5.7 With some materials, a critical width of specimen may be found below which specimens will appear ductile, as evidenced by considerable drawing or necking down in the region behind the notch and by a relatively high-energy absorption, and above which they will appear brittle as evidenced by little or no drawing down or necking and by a relatively low-energy absorption. Since these methods permit a variation in the width of the specimens, and since the width dictates, for many materials, whether a brittle, low-energy break or a ductile, high energy break will occur, it is necessary that the width be stated in the specification covering that material and that the width be reported along with the impact resistance. In view of the preceding, one should not make comparisons between data from specimens having widths that differ by more than a few mils.

5.8 The type of failure for each specimen shall be recorded as one of the four categories listed as follows:

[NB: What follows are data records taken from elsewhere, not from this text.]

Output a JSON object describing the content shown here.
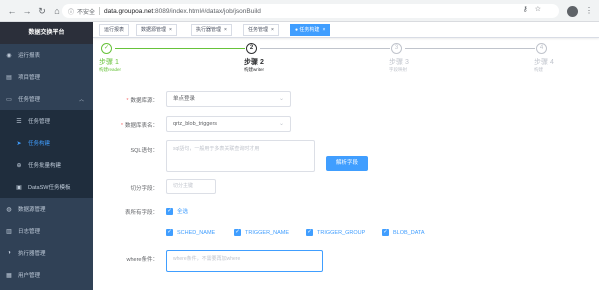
{
  "browser": {
    "secure_label": "不安全",
    "url_host": "data.groupoa.net",
    "url_path": ":8089/index.html#/datax/job/jsonBuild"
  },
  "sidebar": {
    "brand": "数据交换平台",
    "items": [
      {
        "label": "运行报表",
        "icon": "dashboard-icon"
      },
      {
        "label": "项目管理",
        "icon": "project-icon"
      },
      {
        "label": "任务管理",
        "icon": "task-icon"
      },
      {
        "label": "任务管理",
        "icon": "list-icon"
      },
      {
        "label": "任务构建",
        "icon": "send-icon"
      },
      {
        "label": "任务批量构建",
        "icon": "batch-icon"
      },
      {
        "label": "DataSW任务模板",
        "icon": "template-icon"
      },
      {
        "label": "数据源管理",
        "icon": "database-icon"
      },
      {
        "label": "日志管理",
        "icon": "log-icon"
      },
      {
        "label": "执行器管理",
        "icon": "executor-icon"
      },
      {
        "label": "用户管理",
        "icon": "user-icon"
      }
    ]
  },
  "tags": [
    {
      "label": "运行报表"
    },
    {
      "label": "数据源管理"
    },
    {
      "label": "执行器管理"
    },
    {
      "label": "任务管理"
    },
    {
      "label": "任务构建"
    }
  ],
  "steps": [
    {
      "index": "✓",
      "title": "步骤 1",
      "desc": "构建reader"
    },
    {
      "index": "2",
      "title": "步骤 2",
      "desc": "构建writer"
    },
    {
      "index": "3",
      "title": "步骤 3",
      "desc": "字段映射"
    },
    {
      "index": "4",
      "title": "步骤 4",
      "desc": "构建"
    }
  ],
  "form": {
    "datasource_label": "数据库源：",
    "datasource_value": "单点登录",
    "table_label": "数据库表名：",
    "table_value": "qrtz_blob_triggers",
    "sql_label": "SQL语句：",
    "sql_placeholder": "sql語句，一般用于多表关联查询时才用",
    "parse_button": "解析字段",
    "split_label": "切分字段：",
    "split_placeholder": "切分主键",
    "columns_label": "表所有字段：",
    "select_all": "全选",
    "columns": [
      "SCHED_NAME",
      "TRIGGER_NAME",
      "TRIGGER_GROUP",
      "BLOB_DATA"
    ],
    "where_label": "where条件：",
    "where_placeholder": "where条件，不需要再加where"
  },
  "colors": {
    "primary": "#409eff",
    "success": "#67c23a",
    "sidebar_bg": "#304156",
    "danger": "#f56c6c"
  }
}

C = Complete Break—A break where the specimen separates into two or more pieces.
H = Hinge Break—An incomplete break, such that one part of the specimen cannot support itself above the horizontal when the other part is held vertically (less than 90° included angle).
P = Partial Break—An incomplete break that does not meet the definition for a hinge break but has fractured at least 90 % of the distance between the vertex of the notch and the opposite side.
NB = Non-Break—An incomplete break where the fracture extends less than 90 % of the distance between the vertex of the notch and the opposite side.

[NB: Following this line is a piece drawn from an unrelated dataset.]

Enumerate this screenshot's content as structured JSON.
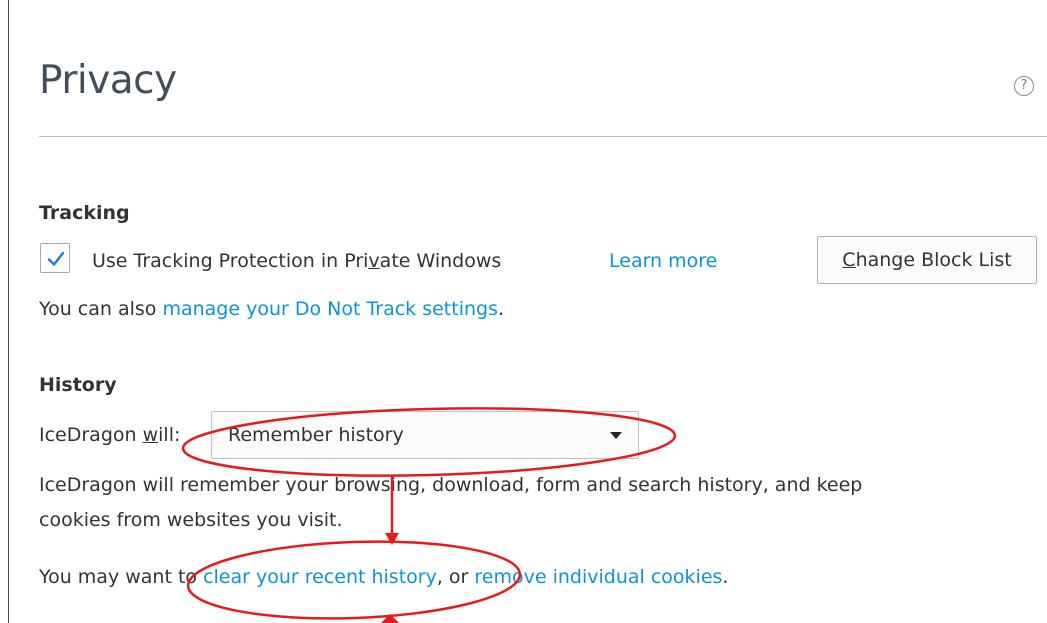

For tough materials, the pendulum may not have the energy necessary to complete the breaking of the extreme fibers and toss the broken piece or pieces. Results obtained from “non-break” specimens shall be considered a departure from standard and shall not be reported as a standard result. Impact resistance cannot be directly compared for any two materials that experience different types of failure as defined in the test method by this code. Averages reported must likewise be derived from specimens contained within a single failure category. This letter code shall suffix the reported impact identifying the types of failure associated with the reported value. If more than one type of failure is observed for a sample material, then the report will indicate the average impact resistance for each type of failure, followed by the percent of the specimens failing in that manner and suffixed by the letter code.

ASTM Standards

  • D618 Practice for Conditioning Plastics for Testing
  • D883 Terminology Relating to Plastics
  • D3641 Practice for Injection Molding Test Specimens of Thermoplastic Molding and Extrusion Materials
  • D4066 Classification System for Nylon Injection and Extrusion Materials (PA)
  • D5947 Test Methods for Physical Dimensions of Solid Plastics Specimens
  • D6110 Test Method for Determining the Charpy Impact Resistance of Notched Specimens of Plastics
  • E691 Practice for Conducting an Interlaboratory Study to Determine the Precision of a Test Method

ISO Standard

ISO 180:1993 Plastics Determination of Izod Impact Strength of Rigid Materials

Available from American National Standards Institute (ANSI), 25 W. 43rd St., 4th Floor, New York, NY 10036, http://www.ansi.org.

ICS Number Code 29.035.20 (Plastic and rubber insulating materials)

UNSPSC Code 13102000(Thermoplastic plastics)

DOI: 10.1520/D0256-10R18



ASTM D256-10(2018), Standard Test Methods for Determining the Izod Pendulum Impact Resistance of Plastics, ASTM International, West Conshohocken, PA, 2018, www.astm.org